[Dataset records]
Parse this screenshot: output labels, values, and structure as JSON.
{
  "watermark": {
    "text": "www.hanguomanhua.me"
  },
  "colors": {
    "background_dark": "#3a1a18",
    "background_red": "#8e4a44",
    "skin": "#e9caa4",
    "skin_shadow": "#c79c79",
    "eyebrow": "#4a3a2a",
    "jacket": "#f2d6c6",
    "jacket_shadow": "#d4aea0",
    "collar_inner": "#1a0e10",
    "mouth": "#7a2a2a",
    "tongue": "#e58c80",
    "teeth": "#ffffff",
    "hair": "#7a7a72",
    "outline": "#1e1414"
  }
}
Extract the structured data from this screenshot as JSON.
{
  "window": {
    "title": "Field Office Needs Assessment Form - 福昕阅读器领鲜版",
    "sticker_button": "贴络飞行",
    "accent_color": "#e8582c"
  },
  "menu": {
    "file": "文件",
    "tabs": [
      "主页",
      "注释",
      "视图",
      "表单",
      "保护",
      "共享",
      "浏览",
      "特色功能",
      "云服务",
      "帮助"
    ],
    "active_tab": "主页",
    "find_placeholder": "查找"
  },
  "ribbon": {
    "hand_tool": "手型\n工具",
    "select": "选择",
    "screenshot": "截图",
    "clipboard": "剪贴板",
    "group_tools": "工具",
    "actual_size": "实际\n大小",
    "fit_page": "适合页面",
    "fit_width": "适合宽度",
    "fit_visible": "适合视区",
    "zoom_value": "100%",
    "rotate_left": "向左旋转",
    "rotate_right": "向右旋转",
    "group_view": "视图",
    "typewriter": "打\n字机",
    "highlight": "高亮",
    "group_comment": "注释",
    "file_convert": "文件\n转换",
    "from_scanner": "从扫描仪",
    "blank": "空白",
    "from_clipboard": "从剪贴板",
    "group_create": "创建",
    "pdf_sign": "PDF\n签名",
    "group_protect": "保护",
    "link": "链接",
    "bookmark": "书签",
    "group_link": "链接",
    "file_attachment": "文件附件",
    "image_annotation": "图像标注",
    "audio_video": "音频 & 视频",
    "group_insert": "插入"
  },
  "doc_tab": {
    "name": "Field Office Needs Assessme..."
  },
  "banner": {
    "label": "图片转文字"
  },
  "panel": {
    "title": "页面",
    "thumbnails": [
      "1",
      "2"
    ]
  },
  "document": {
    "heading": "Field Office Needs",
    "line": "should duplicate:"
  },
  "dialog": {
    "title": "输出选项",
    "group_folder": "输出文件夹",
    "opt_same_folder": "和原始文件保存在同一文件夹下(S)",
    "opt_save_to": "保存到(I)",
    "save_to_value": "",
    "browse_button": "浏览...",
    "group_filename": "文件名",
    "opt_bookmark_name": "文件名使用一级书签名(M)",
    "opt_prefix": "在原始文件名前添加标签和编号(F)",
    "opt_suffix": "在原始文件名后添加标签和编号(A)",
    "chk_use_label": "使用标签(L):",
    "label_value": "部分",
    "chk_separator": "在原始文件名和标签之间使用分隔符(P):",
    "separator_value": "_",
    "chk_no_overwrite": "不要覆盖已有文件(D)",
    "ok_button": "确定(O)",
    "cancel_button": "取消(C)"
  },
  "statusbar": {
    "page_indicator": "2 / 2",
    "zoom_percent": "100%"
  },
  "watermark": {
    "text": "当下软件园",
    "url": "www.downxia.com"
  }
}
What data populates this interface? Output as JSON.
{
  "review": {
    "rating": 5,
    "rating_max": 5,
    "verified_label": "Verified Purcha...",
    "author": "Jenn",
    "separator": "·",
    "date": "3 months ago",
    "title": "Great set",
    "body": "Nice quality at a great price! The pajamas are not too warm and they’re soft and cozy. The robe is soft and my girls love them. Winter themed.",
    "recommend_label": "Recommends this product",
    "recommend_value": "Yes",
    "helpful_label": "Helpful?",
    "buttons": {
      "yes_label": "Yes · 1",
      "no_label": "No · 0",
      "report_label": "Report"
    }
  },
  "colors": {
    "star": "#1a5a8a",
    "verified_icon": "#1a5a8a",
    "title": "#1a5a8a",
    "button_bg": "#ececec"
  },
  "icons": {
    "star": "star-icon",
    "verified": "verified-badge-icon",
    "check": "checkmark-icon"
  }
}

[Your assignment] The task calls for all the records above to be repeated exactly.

[Answer space]
Parse this screenshot: output labels, values, and structure as JSON.
{
  "watermark": {
    "text": "www.hanguomanhua.me"
  },
  "colors": {
    "background_dark": "#3a1a18",
    "background_red": "#8e4a44",
    "skin": "#e9caa4",
    "skin_shadow": "#c79c79",
    "eyebrow": "#4a3a2a",
    "jacket": "#f2d6c6",
    "jacket_shadow": "#d4aea0",
    "collar_inner": "#1a0e10",
    "mouth": "#7a2a2a",
    "tongue": "#e58c80",
    "teeth": "#ffffff",
    "hair": "#7a7a72",
    "outline": "#1e1414"
  }
}
Extract the structured data from this screenshot as JSON.
{
  "window": {
    "title": "Field Office Needs Assessment Form - 福昕阅读器领鲜版",
    "sticker_button": "贴络飞行",
    "accent_color": "#e8582c"
  },
  "menu": {
    "file": "文件",
    "tabs": [
      "主页",
      "注释",
      "视图",
      "表单",
      "保护",
      "共享",
      "浏览",
      "特色功能",
      "云服务",
      "帮助"
    ],
    "active_tab": "主页",
    "find_placeholder": "查找"
  },
  "ribbon": {
    "hand_tool": "手型\n工具",
    "select": "选择",
    "screenshot": "截图",
    "clipboard": "剪贴板",
    "group_tools": "工具",
    "actual_size": "实际\n大小",
    "fit_page": "适合页面",
    "fit_width": "适合宽度",
    "fit_visible": "适合视区",
    "zoom_value": "100%",
    "rotate_left": "向左旋转",
    "rotate_right": "向右旋转",
    "group_view": "视图",
    "typewriter": "打\n字机",
    "highlight": "高亮",
    "group_comment": "注释",
    "file_convert": "文件\n转换",
    "from_scanner": "从扫描仪",
    "blank": "空白",
    "from_clipboard": "从剪贴板",
    "group_create": "创建",
    "pdf_sign": "PDF\n签名",
    "group_protect": "保护",
    "link": "链接",
    "bookmark": "书签",
    "group_link": "链接",
    "file_attachment": "文件附件",
    "image_annotation": "图像标注",
    "audio_video": "音频 & 视频",
    "group_insert": "插入"
  },
  "doc_tab": {
    "name": "Field Office Needs Assessme..."
  },
  "banner": {
    "label": "图片转文字"
  },
  "panel": {
    "title": "页面",
    "thumbnails": [
      "1",
      "2"
    ]
  },
  "document": {
    "heading": "Field Office Needs",
    "line": "should duplicate:"
  },
  "dialog": {
    "title": "输出选项",
    "group_folder": "输出文件夹",
    "opt_same_folder": "和原始文件保存在同一文件夹下(S)",
    "opt_save_to": "保存到(I)",
    "save_to_value": "",
    "browse_button": "浏览...",
    "group_filename": "文件名",
    "opt_bookmark_name": "文件名使用一级书签名(M)",
    "opt_prefix": "在原始文件名前添加标签和编号(F)",
    "opt_suffix": "在原始文件名后添加标签和编号(A)",
    "chk_use_label": "使用标签(L):",
    "label_value": "部分",
    "chk_separator": "在原始文件名和标签之间使用分隔符(P):",
    "separator_value": "_",
    "chk_no_overwrite": "不要覆盖已有文件(D)",
    "ok_button": "确定(O)",
    "cancel_button": "取消(C)"
  },
  "statusbar": {
    "page_indicator": "2 / 2",
    "zoom_percent": "100%"
  },
  "watermark": {
    "text": "当下软件园",
    "url": "www.downxia.com"
  }
}
What data populates this interface? Output as JSON.
{
  "review": {
    "rating": 5,
    "rating_max": 5,
    "verified_label": "Verified Purcha...",
    "author": "Jenn",
    "separator": "·",
    "date": "3 months ago",
    "title": "Great set",
    "body": "Nice quality at a great price! The pajamas are not too warm and they’re soft and cozy. The robe is soft and my girls love them. Winter themed.",
    "recommend_label": "Recommends this product",
    "recommend_value": "Yes",
    "helpful_label": "Helpful?",
    "buttons": {
      "yes_label": "Yes · 1",
      "no_label": "No · 0",
      "report_label": "Report"
    }
  },
  "colors": {
    "star": "#1a5a8a",
    "verified_icon": "#1a5a8a",
    "title": "#1a5a8a",
    "button_bg": "#ececec"
  },
  "icons": {
    "star": "star-icon",
    "verified": "verified-badge-icon",
    "check": "checkmark-icon"
  }
}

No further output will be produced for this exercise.